[Start of Attachment]
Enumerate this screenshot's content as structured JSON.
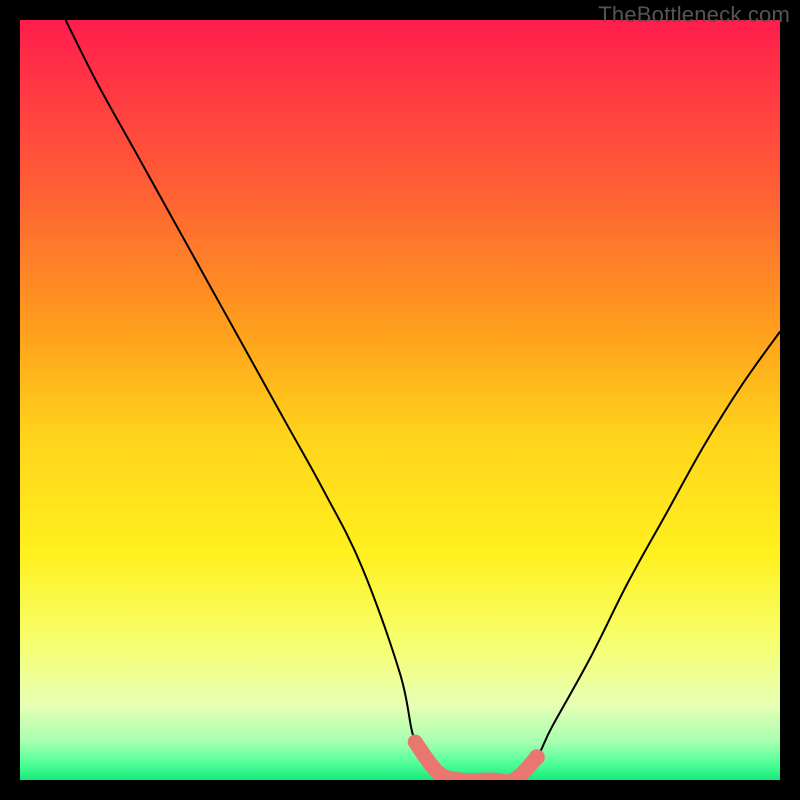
{
  "watermark": "TheBottleneck.com",
  "chart_data": {
    "type": "line",
    "title": "",
    "xlabel": "",
    "ylabel": "",
    "xlim": [
      0,
      100
    ],
    "ylim": [
      0,
      100
    ],
    "background_gradient": {
      "description": "Vertical gradient representing bottleneck severity: red (high) at top through orange/yellow to green (optimal) at bottom",
      "stops": [
        {
          "pos": 0.0,
          "color": "#ff1d4d"
        },
        {
          "pos": 0.2,
          "color": "#ff5837"
        },
        {
          "pos": 0.4,
          "color": "#ff9c1d"
        },
        {
          "pos": 0.55,
          "color": "#ffd41b"
        },
        {
          "pos": 0.7,
          "color": "#fff01e"
        },
        {
          "pos": 0.82,
          "color": "#f6ff6e"
        },
        {
          "pos": 0.9,
          "color": "#e8ffb4"
        },
        {
          "pos": 0.95,
          "color": "#a6ffb1"
        },
        {
          "pos": 0.98,
          "color": "#4bff98"
        },
        {
          "pos": 1.0,
          "color": "#17e87a"
        }
      ]
    },
    "series": [
      {
        "name": "bottleneck-curve",
        "description": "V-shaped bottleneck curve; x = relative component performance, y = bottleneck percentage. Left branch descends from top-left, flat minimum between x≈52–68, right branch rises toward upper right.",
        "x": [
          6,
          10,
          15,
          20,
          25,
          30,
          35,
          40,
          45,
          50,
          52,
          55,
          58,
          62,
          65,
          68,
          70,
          75,
          80,
          85,
          90,
          95,
          100
        ],
        "y": [
          100,
          92,
          83,
          74,
          65,
          56,
          47,
          38,
          28,
          14,
          5,
          1,
          0,
          0,
          0,
          3,
          7,
          16,
          26,
          35,
          44,
          52,
          59
        ]
      }
    ],
    "highlight": {
      "description": "Flat optimal (near-zero bottleneck) region along the valley bottom",
      "x": [
        52,
        55,
        58,
        62,
        65,
        68
      ],
      "y": [
        5,
        1,
        0,
        0,
        0,
        3
      ]
    },
    "marker_point": {
      "x": 68,
      "y": 3
    }
  }
}
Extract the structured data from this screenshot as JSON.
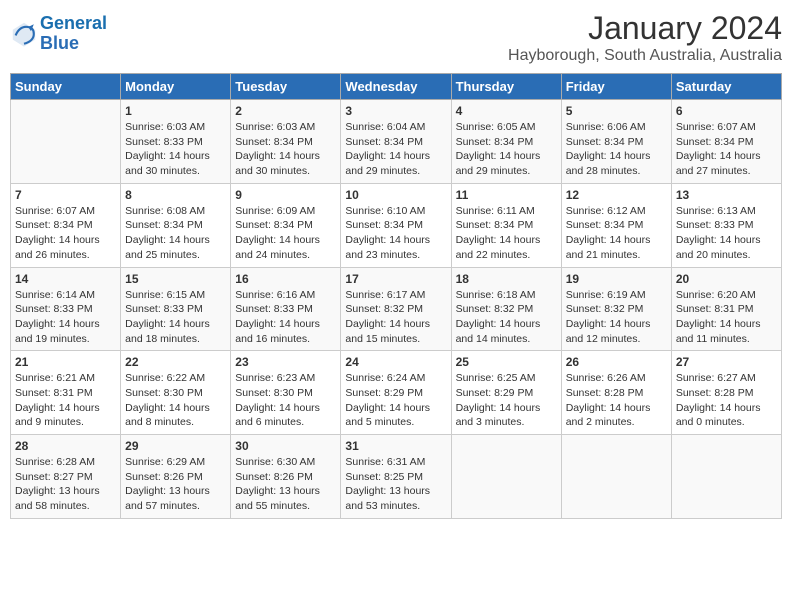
{
  "header": {
    "logo_line1": "General",
    "logo_line2": "Blue",
    "month_year": "January 2024",
    "location": "Hayborough, South Australia, Australia"
  },
  "weekdays": [
    "Sunday",
    "Monday",
    "Tuesday",
    "Wednesday",
    "Thursday",
    "Friday",
    "Saturday"
  ],
  "weeks": [
    [
      {
        "day": "",
        "text": ""
      },
      {
        "day": "1",
        "text": "Sunrise: 6:03 AM\nSunset: 8:33 PM\nDaylight: 14 hours\nand 30 minutes."
      },
      {
        "day": "2",
        "text": "Sunrise: 6:03 AM\nSunset: 8:34 PM\nDaylight: 14 hours\nand 30 minutes."
      },
      {
        "day": "3",
        "text": "Sunrise: 6:04 AM\nSunset: 8:34 PM\nDaylight: 14 hours\nand 29 minutes."
      },
      {
        "day": "4",
        "text": "Sunrise: 6:05 AM\nSunset: 8:34 PM\nDaylight: 14 hours\nand 29 minutes."
      },
      {
        "day": "5",
        "text": "Sunrise: 6:06 AM\nSunset: 8:34 PM\nDaylight: 14 hours\nand 28 minutes."
      },
      {
        "day": "6",
        "text": "Sunrise: 6:07 AM\nSunset: 8:34 PM\nDaylight: 14 hours\nand 27 minutes."
      }
    ],
    [
      {
        "day": "7",
        "text": "Sunrise: 6:07 AM\nSunset: 8:34 PM\nDaylight: 14 hours\nand 26 minutes."
      },
      {
        "day": "8",
        "text": "Sunrise: 6:08 AM\nSunset: 8:34 PM\nDaylight: 14 hours\nand 25 minutes."
      },
      {
        "day": "9",
        "text": "Sunrise: 6:09 AM\nSunset: 8:34 PM\nDaylight: 14 hours\nand 24 minutes."
      },
      {
        "day": "10",
        "text": "Sunrise: 6:10 AM\nSunset: 8:34 PM\nDaylight: 14 hours\nand 23 minutes."
      },
      {
        "day": "11",
        "text": "Sunrise: 6:11 AM\nSunset: 8:34 PM\nDaylight: 14 hours\nand 22 minutes."
      },
      {
        "day": "12",
        "text": "Sunrise: 6:12 AM\nSunset: 8:34 PM\nDaylight: 14 hours\nand 21 minutes."
      },
      {
        "day": "13",
        "text": "Sunrise: 6:13 AM\nSunset: 8:33 PM\nDaylight: 14 hours\nand 20 minutes."
      }
    ],
    [
      {
        "day": "14",
        "text": "Sunrise: 6:14 AM\nSunset: 8:33 PM\nDaylight: 14 hours\nand 19 minutes."
      },
      {
        "day": "15",
        "text": "Sunrise: 6:15 AM\nSunset: 8:33 PM\nDaylight: 14 hours\nand 18 minutes."
      },
      {
        "day": "16",
        "text": "Sunrise: 6:16 AM\nSunset: 8:33 PM\nDaylight: 14 hours\nand 16 minutes."
      },
      {
        "day": "17",
        "text": "Sunrise: 6:17 AM\nSunset: 8:32 PM\nDaylight: 14 hours\nand 15 minutes."
      },
      {
        "day": "18",
        "text": "Sunrise: 6:18 AM\nSunset: 8:32 PM\nDaylight: 14 hours\nand 14 minutes."
      },
      {
        "day": "19",
        "text": "Sunrise: 6:19 AM\nSunset: 8:32 PM\nDaylight: 14 hours\nand 12 minutes."
      },
      {
        "day": "20",
        "text": "Sunrise: 6:20 AM\nSunset: 8:31 PM\nDaylight: 14 hours\nand 11 minutes."
      }
    ],
    [
      {
        "day": "21",
        "text": "Sunrise: 6:21 AM\nSunset: 8:31 PM\nDaylight: 14 hours\nand 9 minutes."
      },
      {
        "day": "22",
        "text": "Sunrise: 6:22 AM\nSunset: 8:30 PM\nDaylight: 14 hours\nand 8 minutes."
      },
      {
        "day": "23",
        "text": "Sunrise: 6:23 AM\nSunset: 8:30 PM\nDaylight: 14 hours\nand 6 minutes."
      },
      {
        "day": "24",
        "text": "Sunrise: 6:24 AM\nSunset: 8:29 PM\nDaylight: 14 hours\nand 5 minutes."
      },
      {
        "day": "25",
        "text": "Sunrise: 6:25 AM\nSunset: 8:29 PM\nDaylight: 14 hours\nand 3 minutes."
      },
      {
        "day": "26",
        "text": "Sunrise: 6:26 AM\nSunset: 8:28 PM\nDaylight: 14 hours\nand 2 minutes."
      },
      {
        "day": "27",
        "text": "Sunrise: 6:27 AM\nSunset: 8:28 PM\nDaylight: 14 hours\nand 0 minutes."
      }
    ],
    [
      {
        "day": "28",
        "text": "Sunrise: 6:28 AM\nSunset: 8:27 PM\nDaylight: 13 hours\nand 58 minutes."
      },
      {
        "day": "29",
        "text": "Sunrise: 6:29 AM\nSunset: 8:26 PM\nDaylight: 13 hours\nand 57 minutes."
      },
      {
        "day": "30",
        "text": "Sunrise: 6:30 AM\nSunset: 8:26 PM\nDaylight: 13 hours\nand 55 minutes."
      },
      {
        "day": "31",
        "text": "Sunrise: 6:31 AM\nSunset: 8:25 PM\nDaylight: 13 hours\nand 53 minutes."
      },
      {
        "day": "",
        "text": ""
      },
      {
        "day": "",
        "text": ""
      },
      {
        "day": "",
        "text": ""
      }
    ]
  ]
}
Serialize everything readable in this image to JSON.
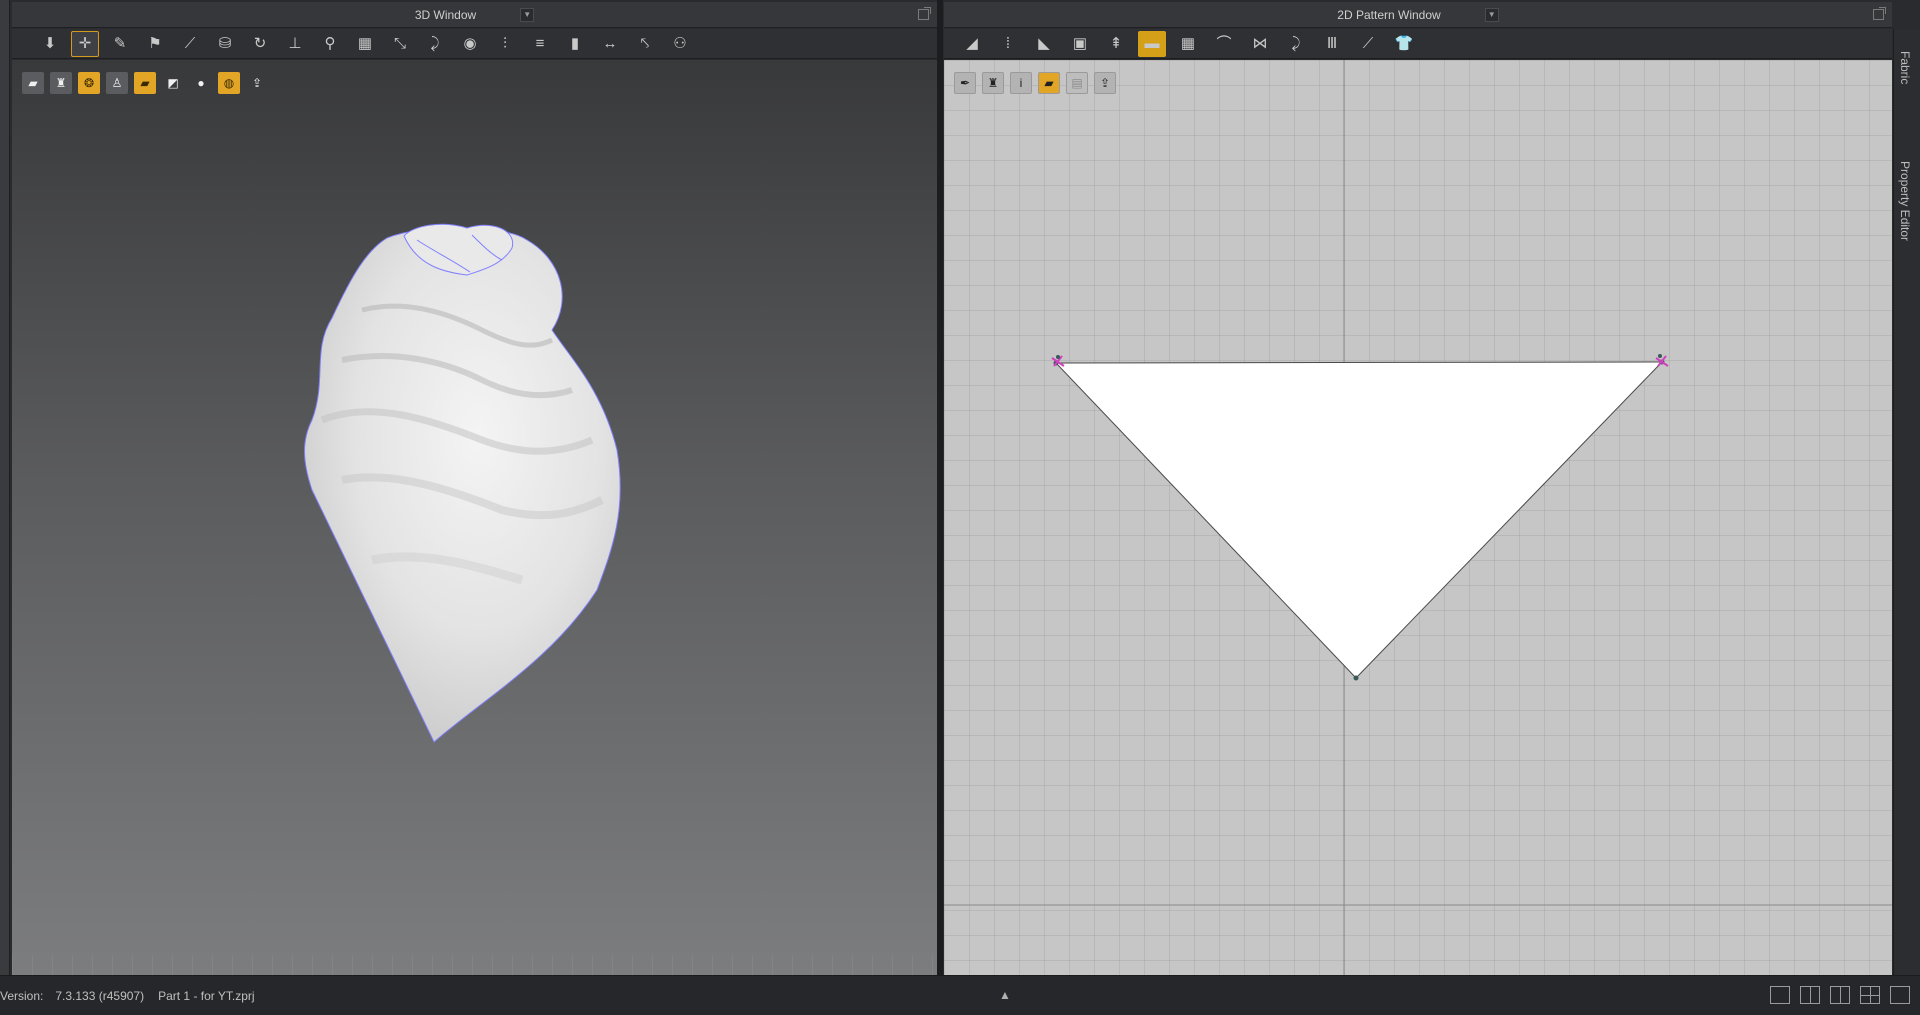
{
  "window_3d": {
    "title": "3D Window"
  },
  "window_2d": {
    "title": "2D Pattern Window"
  },
  "toolbar_3d": [
    {
      "name": "select-mesh",
      "glyph": "⬇"
    },
    {
      "name": "move",
      "glyph": "✛",
      "active": true
    },
    {
      "name": "brush",
      "glyph": "✎"
    },
    {
      "name": "gather",
      "glyph": "⚑"
    },
    {
      "name": "draw-line",
      "glyph": "⟋"
    },
    {
      "name": "arrangement",
      "glyph": "⛁"
    },
    {
      "name": "rotate",
      "glyph": "↻"
    },
    {
      "name": "pin",
      "glyph": "⊥"
    },
    {
      "name": "tack",
      "glyph": "⚲"
    },
    {
      "name": "mesh-grid",
      "glyph": "▦"
    },
    {
      "name": "cut",
      "glyph": "⤡"
    },
    {
      "name": "sew",
      "glyph": "⤸"
    },
    {
      "name": "button",
      "glyph": "◉"
    },
    {
      "name": "zipper",
      "glyph": "⫶"
    },
    {
      "name": "puckering",
      "glyph": "≡"
    },
    {
      "name": "measure",
      "glyph": "▮"
    },
    {
      "name": "circumference",
      "glyph": "↔"
    },
    {
      "name": "tape",
      "glyph": "⤣"
    },
    {
      "name": "avatar-pose",
      "glyph": "⚇"
    }
  ],
  "toolbar_2d": [
    {
      "name": "transform-pattern",
      "glyph": "◢"
    },
    {
      "name": "edit-pattern",
      "glyph": "⁞"
    },
    {
      "name": "polygon",
      "glyph": "◣"
    },
    {
      "name": "rectangle",
      "glyph": "▣"
    },
    {
      "name": "internal-line",
      "glyph": "⇞"
    },
    {
      "name": "texture",
      "glyph": "▬",
      "active": true
    },
    {
      "name": "grid-2d",
      "glyph": "▦"
    },
    {
      "name": "fold",
      "glyph": "⌒"
    },
    {
      "name": "seam-segment",
      "glyph": "⋈"
    },
    {
      "name": "free-sewing",
      "glyph": "⤸"
    },
    {
      "name": "pleat",
      "glyph": "Ⅲ"
    },
    {
      "name": "trace",
      "glyph": "⟋"
    },
    {
      "name": "garment",
      "glyph": "👕"
    }
  ],
  "sub_toolbar_3d": [
    {
      "name": "display-cloth",
      "glyph": "▰"
    },
    {
      "name": "display-shirt",
      "glyph": "♜"
    },
    {
      "name": "display-texture",
      "glyph": "❂",
      "orange": true
    },
    {
      "name": "display-avatar",
      "glyph": "♙"
    },
    {
      "name": "display-fabric",
      "glyph": "▰",
      "orange": true
    },
    {
      "name": "display-surface",
      "glyph": "◩",
      "plain": true
    },
    {
      "name": "display-head",
      "glyph": "●",
      "plain": true
    },
    {
      "name": "display-globe",
      "glyph": "◍",
      "orange": true
    },
    {
      "name": "display-export",
      "glyph": "⇪",
      "plain": true
    }
  ],
  "sub_toolbar_2d": [
    {
      "name": "view-visibility",
      "glyph": "✒"
    },
    {
      "name": "view-garment",
      "glyph": "♜"
    },
    {
      "name": "view-info",
      "glyph": "i"
    },
    {
      "name": "view-fabric",
      "glyph": "▰",
      "orange": true
    },
    {
      "name": "view-layer",
      "glyph": "▤",
      "dim": true
    },
    {
      "name": "view-export",
      "glyph": "⇪"
    }
  ],
  "side_tabs": {
    "fabric": "Fabric",
    "property_editor": "Property Editor"
  },
  "status": {
    "version_label": "Version:",
    "version_value": "7.3.133 (r45907)",
    "file": "Part 1 - for YT.zprj"
  },
  "colors": {
    "accent": "#d4a018",
    "seam_line": "#8080ff",
    "pattern_fill": "#ffffff",
    "point_marker": "#d040c0"
  }
}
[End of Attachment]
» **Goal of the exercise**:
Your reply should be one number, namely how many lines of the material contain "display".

» **Output below**:
9